The first thing you need to be clarify is whether you have diverticulitis or diverticulosis. There's an important distinction between the two. Diverticulosis is a condition where small outpouchings are formed throughout the colon (large intestine) which can become infected and inflamed, which can lead to diverticulitis. So essentially diverticulitis is a complication of diverticulosis. Some risk factors for diverticulosis are low fiber, high fat diet (the so called "western" diet), a diet high in red meat, and increasing age. Many people develop diverticulosis. In fact, up to 30-40% of patients over the age of 50 have diverticulosis. This is usually diagnosed with CT scan or colonoscopy. Most people with diverticulosis don't even know it, because it is usually asymptomatic. However diverticulosis can lead to diverticulitis if one or several of the diverticuli get inflamer and/or infected. This can lead to pain, diarrhea, fevers, chills, peritonitis and sepsis (spread of infection to the bloodstream). Most mild cases of diverticulitis are treated with a hospitalization, IV antibiotics and fluids, nothing by mouth. In more sever cases such as in frank perforation, the effected segment of colon may need to be resected surgically. Please speak to your doctor about the difference between diverticulosis and diverticulitis and clarify which one you have. Unfortunately there's not much you can do to prevent diverticuLITIS. And if you have multiple episodes of diverticulitis (even if they're mild), you may need to have that portion of your colon (usually the sigmoid colon) resected to prevent further episodes and complications.
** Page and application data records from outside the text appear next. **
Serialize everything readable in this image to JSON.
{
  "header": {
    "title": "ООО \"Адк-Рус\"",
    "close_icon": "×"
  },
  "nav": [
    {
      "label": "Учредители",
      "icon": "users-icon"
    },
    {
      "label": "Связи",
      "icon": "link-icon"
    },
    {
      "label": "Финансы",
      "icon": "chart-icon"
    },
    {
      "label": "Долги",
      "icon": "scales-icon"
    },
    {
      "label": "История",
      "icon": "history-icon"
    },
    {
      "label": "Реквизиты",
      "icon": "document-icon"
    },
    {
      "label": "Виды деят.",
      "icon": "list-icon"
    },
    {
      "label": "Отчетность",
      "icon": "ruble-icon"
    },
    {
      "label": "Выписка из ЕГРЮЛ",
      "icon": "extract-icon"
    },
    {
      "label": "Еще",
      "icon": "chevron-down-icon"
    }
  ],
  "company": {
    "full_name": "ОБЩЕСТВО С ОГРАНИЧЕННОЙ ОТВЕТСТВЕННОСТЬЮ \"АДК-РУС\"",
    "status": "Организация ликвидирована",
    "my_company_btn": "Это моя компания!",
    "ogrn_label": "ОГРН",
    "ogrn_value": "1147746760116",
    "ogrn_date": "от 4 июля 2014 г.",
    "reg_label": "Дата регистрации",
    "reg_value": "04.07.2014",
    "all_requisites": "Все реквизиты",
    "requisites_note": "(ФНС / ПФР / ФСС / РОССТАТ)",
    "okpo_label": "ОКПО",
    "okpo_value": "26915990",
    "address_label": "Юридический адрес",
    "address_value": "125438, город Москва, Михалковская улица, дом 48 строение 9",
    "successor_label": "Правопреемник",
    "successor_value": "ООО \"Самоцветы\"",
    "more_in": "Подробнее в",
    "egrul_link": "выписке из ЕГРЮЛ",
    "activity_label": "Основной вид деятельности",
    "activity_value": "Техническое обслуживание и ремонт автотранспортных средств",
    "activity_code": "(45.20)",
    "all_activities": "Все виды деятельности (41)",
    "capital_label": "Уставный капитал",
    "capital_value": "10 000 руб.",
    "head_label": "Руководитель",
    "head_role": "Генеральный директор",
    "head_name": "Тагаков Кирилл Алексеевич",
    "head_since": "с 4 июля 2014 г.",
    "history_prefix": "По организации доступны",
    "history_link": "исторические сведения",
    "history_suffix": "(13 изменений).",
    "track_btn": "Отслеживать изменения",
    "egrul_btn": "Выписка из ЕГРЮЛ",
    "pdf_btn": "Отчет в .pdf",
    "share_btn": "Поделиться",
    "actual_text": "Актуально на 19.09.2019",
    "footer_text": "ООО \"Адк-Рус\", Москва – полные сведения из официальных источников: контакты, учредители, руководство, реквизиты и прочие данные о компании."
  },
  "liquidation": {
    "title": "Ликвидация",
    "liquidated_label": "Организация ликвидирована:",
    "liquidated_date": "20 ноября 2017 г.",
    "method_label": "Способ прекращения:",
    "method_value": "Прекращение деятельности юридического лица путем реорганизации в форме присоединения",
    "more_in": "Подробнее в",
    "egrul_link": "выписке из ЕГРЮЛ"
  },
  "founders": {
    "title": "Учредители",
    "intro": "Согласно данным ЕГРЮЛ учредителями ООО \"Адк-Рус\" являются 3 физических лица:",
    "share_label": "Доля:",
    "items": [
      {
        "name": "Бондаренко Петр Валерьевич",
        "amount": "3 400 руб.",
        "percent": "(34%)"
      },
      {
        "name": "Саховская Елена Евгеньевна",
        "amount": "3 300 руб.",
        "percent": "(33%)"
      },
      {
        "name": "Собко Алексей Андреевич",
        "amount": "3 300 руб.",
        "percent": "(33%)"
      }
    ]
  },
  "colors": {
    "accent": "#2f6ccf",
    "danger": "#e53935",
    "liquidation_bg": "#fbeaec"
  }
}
This answer is for general informational purposes only and is not a substitute for professional medical advice.
If you think you may have a medical emergency, call your doctor or (in the United States) 911 immediately. Always seek the advice of your doctor before starting or changing treatment. Medical professionals who provide responses to health-related questions are intended third party beneficiaries with certain rights under Zocdoc’s Terms of Service.